Georgia trial shows six treatments cure more cows, lower SCC
A University of Georgia mastitis trial suggests extended therapy with mastitis tubes cures more cows faster and results in lower somatic cell counts (SCC).
The approach costs about $30 per cow more because of higher drug costs and longer milk withhold times.
“The improved cure rate and lower SCC at the end of the treatment may justify using this therapy regimen when treating subclinical mastitis in attempts to lower herd SCC, depending on market conditions,” say Felicia Kautz and Steve Nickerson, authors of the study.
Keep in mind the study was fairly small, involving 49 Holsteins and 88 infected quarters. A fourth of the
infected quarters showed clinical signs of mastitis; three-fourths were subclinically infected.
Note that all the infected quarters were cultured prior to treatment.

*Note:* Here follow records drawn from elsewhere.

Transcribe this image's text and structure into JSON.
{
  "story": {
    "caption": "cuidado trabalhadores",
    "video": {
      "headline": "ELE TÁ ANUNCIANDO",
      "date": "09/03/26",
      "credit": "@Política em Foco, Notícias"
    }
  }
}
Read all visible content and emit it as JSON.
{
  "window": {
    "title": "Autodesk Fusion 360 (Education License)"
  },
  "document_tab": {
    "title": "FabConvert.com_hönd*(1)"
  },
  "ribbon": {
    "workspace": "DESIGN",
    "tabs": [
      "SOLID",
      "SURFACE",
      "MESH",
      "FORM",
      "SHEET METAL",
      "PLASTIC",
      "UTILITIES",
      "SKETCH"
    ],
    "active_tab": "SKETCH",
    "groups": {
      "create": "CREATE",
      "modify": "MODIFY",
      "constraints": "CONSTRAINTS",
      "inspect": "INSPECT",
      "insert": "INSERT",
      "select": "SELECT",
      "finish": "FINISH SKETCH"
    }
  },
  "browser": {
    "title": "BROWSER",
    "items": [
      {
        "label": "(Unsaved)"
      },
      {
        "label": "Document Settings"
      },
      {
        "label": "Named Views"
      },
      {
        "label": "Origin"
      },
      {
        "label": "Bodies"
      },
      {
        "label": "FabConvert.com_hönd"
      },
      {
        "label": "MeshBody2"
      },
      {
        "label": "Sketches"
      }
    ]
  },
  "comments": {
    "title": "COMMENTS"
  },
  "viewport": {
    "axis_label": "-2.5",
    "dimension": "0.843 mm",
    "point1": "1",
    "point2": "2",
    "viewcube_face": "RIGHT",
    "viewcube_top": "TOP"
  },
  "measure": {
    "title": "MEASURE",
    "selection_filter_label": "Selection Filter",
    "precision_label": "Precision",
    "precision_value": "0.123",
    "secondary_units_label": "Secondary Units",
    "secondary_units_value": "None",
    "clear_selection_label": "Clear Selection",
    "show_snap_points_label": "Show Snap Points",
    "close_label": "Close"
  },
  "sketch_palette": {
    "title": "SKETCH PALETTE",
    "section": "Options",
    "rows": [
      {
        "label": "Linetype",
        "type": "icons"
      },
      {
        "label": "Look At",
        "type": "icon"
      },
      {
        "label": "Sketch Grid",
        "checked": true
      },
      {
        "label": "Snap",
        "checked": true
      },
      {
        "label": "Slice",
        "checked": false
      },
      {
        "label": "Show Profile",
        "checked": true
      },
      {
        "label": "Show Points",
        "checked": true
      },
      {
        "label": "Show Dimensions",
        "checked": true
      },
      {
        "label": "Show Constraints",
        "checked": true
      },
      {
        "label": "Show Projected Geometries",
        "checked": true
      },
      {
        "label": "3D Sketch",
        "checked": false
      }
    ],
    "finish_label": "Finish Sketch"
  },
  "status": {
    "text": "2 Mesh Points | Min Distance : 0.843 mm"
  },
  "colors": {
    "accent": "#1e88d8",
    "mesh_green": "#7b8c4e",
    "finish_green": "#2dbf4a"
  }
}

Cows were only treated if they were positive for Staphaureus, environmental streps or coagulase-negative staphylococci. In the trial, cows were then treated with one of five mastitis tubes either according to the tube’s label instructions or for six consecutive milkings.
The tubes were: Amoximast, Hetacin-K, Pirsue, ToDAY and Spectramast LC. Thirty-seven of the cases were treated according to label; 54 were treated with extended therapy. Of the cows treated following label instructions, 50% were cured; 68.5% were cured with extended treatments. Extended therapy cured 100% of the CNS-infected cows, 74% of environmental strep cows and 59% of the Staph.aureus cows.
In addition, by 15 days after treatment, the extended therapy cows already had lower SCCs than label-treated cows. And by 36 days after treatment, the extended therapy cows had SCCs less than half of the label-treated cows (261,000 cell/ml versus 564,000 cells/ml).
The extended therapy cows had an average of $20.20 in drug costs versus $7.87 of the label-treated cows. The total cost, with milk withhold included at $25/cwt, was $107.20 for the extended therapy cows and $73.87 for the label-treated cows.